# ASSIGNED TASK
Using the word "JSON" as the filter, copy each matching line from the records.

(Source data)
--*--

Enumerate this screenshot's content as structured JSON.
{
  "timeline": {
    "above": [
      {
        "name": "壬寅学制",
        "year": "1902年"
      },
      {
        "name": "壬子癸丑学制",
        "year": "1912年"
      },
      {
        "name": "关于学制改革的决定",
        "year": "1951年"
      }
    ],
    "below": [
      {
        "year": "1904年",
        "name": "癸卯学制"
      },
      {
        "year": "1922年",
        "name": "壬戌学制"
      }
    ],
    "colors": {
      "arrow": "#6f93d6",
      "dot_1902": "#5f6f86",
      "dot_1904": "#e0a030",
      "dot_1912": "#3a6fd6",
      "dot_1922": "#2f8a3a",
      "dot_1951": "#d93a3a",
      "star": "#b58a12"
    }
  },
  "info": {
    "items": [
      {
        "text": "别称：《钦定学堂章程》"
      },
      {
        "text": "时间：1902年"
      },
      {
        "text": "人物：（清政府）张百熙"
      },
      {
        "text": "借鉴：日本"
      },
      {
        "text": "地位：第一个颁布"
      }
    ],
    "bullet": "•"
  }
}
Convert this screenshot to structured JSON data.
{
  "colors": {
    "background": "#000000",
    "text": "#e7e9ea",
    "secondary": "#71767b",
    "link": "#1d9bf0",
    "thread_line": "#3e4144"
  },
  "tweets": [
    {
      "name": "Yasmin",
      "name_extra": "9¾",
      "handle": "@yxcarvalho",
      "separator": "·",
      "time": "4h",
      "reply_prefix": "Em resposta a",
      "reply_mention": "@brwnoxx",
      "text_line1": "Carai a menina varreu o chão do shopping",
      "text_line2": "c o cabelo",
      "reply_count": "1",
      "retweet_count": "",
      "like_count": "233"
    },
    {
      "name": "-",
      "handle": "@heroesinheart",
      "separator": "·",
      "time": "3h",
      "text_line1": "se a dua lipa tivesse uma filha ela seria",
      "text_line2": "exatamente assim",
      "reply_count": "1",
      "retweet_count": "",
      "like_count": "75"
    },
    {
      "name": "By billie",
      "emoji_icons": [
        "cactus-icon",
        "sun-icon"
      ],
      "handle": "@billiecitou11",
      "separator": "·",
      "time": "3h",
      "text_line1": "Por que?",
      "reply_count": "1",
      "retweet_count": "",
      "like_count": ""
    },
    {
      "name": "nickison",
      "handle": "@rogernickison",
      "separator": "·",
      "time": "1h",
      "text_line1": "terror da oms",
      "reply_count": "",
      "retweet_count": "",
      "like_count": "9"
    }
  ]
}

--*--

# RESULT
Enumerate this screenshot's content as structured JSON.
Convert this screenshot to structured JSON data.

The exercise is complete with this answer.